Prankster causes evacuation at hot New Plymouth night spot
Patrons were evacuated from a popular Taranaki night spot after a prankster set off a fire alarm in the toilets.
The New Plymouth fire brigade was called to the Snug Lounge, which opened in 2011 as part of the multimillion-dollar redevelopment of the White Hart Hotel in the city's CBD, at 11.48pm on Friday.
Patrons from the bar, which is connected to pizza and craft beer restaurant Ms White's and King and Queen Hotel Suits, had to leave while firefighters, who were on site for about 10 minutes, investigated what caused the alarm to go off.
After the commotion the bar's owners took to Facebook in an attempt to identify the culprits.
"It's disappointing to have to approach social media on this basis however on Friday night someone thought it humorous to set off the fire alarm in the bathrooms at Snug Lounge," the post said.
It appealed for anyone with information about the offender to come forward and set out the costs it expected to face.
"This ignorance has cost us significantly with call out fees for the Fire Brigade ($1000), security call-outs across neighbouring properties, unpaid tabs and the cost of repairs to the broken alarm."
However co-owner Gina Bryant said most people had returned to settle their bills and explained the establishment usually took credit card details before opening tabs for large groups anyway.
Pat Fitzell, Fire and Emergency New Zealand Taranaki area manager, said while the organisation did have the authority to bill companies who had ongoing problems with malfunctioning alarms they wouldn't be in this case.

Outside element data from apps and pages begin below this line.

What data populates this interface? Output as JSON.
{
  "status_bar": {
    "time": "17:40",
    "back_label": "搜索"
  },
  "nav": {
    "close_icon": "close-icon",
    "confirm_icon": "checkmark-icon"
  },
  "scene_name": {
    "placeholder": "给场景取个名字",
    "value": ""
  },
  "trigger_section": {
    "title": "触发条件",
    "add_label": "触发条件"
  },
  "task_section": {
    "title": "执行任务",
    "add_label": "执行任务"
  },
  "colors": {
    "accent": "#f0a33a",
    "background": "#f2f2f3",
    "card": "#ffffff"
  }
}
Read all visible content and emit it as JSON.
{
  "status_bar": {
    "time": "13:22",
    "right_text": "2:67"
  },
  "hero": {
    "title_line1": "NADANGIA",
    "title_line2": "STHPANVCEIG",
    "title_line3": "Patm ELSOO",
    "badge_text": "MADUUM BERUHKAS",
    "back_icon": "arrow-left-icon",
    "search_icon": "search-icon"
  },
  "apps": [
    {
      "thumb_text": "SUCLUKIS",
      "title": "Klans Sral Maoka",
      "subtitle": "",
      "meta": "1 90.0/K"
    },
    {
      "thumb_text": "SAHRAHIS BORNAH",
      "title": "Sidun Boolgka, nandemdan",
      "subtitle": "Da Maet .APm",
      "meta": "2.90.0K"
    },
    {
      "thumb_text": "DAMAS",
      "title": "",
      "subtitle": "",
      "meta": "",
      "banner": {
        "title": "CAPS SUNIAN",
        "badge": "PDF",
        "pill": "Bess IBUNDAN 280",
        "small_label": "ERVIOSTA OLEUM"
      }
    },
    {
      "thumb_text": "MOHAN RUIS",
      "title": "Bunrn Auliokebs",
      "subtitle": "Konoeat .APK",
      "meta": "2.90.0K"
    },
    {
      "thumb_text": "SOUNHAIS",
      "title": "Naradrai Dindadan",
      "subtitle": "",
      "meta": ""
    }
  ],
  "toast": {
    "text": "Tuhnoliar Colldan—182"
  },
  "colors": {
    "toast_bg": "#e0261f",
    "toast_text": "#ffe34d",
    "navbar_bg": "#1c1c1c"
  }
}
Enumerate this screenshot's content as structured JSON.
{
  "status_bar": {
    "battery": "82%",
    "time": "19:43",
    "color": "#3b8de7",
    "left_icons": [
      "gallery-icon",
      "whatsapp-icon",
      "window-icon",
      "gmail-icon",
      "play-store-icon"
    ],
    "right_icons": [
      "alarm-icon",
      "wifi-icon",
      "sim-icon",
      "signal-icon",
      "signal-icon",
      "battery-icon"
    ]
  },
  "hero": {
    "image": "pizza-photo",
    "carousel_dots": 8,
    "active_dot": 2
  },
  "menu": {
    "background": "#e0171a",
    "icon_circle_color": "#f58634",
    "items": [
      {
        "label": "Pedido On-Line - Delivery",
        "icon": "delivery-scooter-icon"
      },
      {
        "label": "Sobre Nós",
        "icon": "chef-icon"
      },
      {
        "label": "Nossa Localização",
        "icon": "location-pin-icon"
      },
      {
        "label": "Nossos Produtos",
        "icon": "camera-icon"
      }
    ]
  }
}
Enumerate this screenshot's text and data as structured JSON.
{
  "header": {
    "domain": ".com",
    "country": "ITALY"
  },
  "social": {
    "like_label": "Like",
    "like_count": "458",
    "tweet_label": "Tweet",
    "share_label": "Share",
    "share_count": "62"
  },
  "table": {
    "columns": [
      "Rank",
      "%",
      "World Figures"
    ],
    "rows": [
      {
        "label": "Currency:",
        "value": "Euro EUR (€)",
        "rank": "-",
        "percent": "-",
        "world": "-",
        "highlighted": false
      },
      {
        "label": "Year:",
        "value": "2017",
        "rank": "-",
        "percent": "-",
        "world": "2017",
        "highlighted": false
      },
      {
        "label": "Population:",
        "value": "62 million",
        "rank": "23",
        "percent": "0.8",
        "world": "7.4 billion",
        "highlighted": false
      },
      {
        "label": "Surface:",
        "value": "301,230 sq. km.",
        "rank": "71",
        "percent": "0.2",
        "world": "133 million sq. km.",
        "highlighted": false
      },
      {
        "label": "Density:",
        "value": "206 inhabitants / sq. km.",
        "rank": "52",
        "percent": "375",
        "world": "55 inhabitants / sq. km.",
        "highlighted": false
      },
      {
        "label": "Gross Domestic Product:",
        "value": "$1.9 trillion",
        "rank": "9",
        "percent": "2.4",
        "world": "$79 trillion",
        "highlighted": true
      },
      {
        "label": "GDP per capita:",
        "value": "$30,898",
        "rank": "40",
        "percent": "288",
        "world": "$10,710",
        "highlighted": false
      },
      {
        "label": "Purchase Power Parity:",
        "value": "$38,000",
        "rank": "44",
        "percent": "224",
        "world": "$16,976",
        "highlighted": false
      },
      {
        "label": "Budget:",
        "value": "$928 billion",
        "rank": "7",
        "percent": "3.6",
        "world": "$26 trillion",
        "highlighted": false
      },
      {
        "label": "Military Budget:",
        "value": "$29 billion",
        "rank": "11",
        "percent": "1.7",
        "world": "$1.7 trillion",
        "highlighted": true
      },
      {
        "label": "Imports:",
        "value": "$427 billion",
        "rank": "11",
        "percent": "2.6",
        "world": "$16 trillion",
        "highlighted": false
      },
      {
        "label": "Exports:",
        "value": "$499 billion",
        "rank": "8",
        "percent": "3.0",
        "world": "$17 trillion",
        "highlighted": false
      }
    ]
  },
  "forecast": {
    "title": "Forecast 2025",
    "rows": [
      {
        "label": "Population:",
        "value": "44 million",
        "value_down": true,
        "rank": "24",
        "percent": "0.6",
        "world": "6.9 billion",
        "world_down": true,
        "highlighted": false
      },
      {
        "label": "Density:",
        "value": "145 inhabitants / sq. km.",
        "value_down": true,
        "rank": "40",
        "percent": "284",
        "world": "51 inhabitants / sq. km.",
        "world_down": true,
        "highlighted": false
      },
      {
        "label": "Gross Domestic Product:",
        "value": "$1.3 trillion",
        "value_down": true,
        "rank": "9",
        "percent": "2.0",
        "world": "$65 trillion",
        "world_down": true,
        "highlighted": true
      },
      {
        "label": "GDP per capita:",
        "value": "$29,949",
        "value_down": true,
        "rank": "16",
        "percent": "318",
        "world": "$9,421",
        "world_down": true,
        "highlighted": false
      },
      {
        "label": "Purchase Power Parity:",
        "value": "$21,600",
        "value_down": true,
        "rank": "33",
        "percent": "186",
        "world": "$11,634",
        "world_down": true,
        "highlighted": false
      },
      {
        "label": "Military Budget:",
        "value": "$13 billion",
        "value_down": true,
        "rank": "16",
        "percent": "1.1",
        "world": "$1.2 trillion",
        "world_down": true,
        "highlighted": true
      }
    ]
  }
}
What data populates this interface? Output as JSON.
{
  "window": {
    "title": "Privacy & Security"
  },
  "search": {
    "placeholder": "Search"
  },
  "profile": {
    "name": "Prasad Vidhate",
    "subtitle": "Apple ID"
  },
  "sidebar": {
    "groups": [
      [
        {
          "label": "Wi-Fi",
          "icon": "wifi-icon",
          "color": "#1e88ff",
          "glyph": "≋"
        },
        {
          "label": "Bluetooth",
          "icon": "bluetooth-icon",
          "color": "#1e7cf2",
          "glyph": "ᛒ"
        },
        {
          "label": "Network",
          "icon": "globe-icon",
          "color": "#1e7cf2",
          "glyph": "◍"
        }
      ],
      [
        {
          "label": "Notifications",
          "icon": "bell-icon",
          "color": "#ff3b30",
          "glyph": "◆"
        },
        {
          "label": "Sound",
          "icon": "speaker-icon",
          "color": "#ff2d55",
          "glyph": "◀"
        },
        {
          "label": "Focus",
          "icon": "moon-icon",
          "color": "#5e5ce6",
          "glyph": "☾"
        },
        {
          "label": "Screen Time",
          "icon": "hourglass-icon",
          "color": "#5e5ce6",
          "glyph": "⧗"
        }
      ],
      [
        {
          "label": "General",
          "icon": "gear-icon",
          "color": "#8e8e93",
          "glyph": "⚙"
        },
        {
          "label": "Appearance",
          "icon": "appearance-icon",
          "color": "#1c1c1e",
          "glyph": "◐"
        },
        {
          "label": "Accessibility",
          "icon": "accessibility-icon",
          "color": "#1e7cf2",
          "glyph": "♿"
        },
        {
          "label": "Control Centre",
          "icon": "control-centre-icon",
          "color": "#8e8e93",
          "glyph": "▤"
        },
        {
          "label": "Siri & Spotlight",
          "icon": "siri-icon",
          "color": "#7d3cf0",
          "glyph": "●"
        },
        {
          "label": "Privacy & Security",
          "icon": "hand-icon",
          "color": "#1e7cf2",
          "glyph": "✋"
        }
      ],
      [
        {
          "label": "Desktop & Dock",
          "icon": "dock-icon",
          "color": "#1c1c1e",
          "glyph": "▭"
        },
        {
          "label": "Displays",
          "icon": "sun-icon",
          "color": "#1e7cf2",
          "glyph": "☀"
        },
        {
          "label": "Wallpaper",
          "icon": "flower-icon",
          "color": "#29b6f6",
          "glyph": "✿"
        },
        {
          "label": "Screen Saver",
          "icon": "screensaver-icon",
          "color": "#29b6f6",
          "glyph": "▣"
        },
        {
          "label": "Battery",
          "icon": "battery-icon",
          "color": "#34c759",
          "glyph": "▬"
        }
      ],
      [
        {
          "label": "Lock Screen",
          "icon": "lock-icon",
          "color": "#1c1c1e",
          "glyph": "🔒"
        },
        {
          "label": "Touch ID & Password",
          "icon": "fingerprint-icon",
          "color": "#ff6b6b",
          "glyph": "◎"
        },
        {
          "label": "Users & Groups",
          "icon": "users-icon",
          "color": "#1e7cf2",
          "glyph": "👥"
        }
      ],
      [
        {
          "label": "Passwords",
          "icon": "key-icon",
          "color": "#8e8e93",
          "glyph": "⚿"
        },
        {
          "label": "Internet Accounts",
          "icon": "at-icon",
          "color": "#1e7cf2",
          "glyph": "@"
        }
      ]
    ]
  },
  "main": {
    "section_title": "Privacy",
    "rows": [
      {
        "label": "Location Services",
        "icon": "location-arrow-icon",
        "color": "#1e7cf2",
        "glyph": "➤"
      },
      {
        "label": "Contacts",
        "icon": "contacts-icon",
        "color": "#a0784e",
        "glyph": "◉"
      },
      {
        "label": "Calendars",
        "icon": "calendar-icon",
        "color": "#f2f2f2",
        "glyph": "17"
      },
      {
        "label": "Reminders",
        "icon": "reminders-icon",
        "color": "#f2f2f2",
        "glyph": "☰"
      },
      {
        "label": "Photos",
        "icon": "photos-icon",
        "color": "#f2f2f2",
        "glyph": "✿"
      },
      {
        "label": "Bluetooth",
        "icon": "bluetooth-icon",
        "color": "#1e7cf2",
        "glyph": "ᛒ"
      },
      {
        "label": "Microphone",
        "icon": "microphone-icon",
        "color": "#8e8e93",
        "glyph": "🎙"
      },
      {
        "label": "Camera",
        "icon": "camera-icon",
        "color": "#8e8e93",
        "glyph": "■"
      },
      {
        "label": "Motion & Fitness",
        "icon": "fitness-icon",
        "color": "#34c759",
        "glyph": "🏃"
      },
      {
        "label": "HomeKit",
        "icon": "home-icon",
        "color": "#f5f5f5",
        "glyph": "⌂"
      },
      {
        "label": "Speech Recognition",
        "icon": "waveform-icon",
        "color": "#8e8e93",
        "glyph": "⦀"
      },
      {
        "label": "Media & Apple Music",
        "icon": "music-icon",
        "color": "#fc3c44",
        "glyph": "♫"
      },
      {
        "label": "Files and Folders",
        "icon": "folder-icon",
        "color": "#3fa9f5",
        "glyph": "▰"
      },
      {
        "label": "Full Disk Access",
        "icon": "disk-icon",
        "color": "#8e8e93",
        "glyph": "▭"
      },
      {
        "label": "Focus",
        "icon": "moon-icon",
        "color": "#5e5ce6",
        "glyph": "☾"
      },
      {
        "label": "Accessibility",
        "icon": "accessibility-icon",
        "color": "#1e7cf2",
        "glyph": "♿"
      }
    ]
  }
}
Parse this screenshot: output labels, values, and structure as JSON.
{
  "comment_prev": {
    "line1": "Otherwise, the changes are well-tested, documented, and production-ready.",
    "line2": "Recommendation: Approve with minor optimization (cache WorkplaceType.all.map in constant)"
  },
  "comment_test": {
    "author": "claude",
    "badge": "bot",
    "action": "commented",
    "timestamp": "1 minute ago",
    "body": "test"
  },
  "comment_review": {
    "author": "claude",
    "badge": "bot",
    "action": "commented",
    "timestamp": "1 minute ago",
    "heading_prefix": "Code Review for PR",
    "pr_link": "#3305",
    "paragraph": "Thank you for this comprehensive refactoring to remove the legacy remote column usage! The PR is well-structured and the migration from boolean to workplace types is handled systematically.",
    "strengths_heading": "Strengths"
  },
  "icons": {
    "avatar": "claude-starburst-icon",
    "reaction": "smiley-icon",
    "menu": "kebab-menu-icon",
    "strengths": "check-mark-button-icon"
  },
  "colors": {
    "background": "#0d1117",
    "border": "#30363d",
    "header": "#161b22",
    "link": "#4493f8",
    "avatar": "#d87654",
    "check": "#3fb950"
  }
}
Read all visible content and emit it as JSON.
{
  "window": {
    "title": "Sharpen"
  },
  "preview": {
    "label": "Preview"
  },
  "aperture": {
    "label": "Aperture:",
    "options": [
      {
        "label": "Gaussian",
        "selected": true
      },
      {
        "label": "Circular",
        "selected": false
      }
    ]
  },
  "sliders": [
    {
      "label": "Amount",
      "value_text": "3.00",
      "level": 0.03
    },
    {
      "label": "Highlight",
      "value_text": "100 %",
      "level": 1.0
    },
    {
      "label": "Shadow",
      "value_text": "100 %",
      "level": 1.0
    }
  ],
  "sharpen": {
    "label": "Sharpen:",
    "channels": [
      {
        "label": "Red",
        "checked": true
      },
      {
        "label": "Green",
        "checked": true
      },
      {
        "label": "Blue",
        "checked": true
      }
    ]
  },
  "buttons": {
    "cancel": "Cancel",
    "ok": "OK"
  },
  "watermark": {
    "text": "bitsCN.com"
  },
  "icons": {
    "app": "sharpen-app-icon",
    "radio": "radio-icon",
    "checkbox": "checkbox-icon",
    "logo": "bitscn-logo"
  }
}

"It appears to be a malicious false alarm, certainly for a case like that we won't be charging them," Fitzell said.
"You can't blame the property owners for something that's out of their control."
He said if the culprit was caught they could be charged for the callout.
Bryant was relieved to hear the fire brigade wouldn't be charging for the callout.
King and Queen Hotel Suits general manager Daniel Fleming said only a few hotel guests were evacuated.
"Only one of our blocks is actually connected to that [area] so it wasn't the main part of our hotel, it was only the left wing," Fleming said.
"We certainly treat the safety of our guests as our main priority."
The alarm had only forced the evacuation of four or five guests and everybody had been really good about it, he said.
"It wasn't a big disruption to us at all.
"They were all really good about it, in fact quite a few of them found it a bit exciting."
Fleming said it was a shame that someone had done something silly to cause the commotion.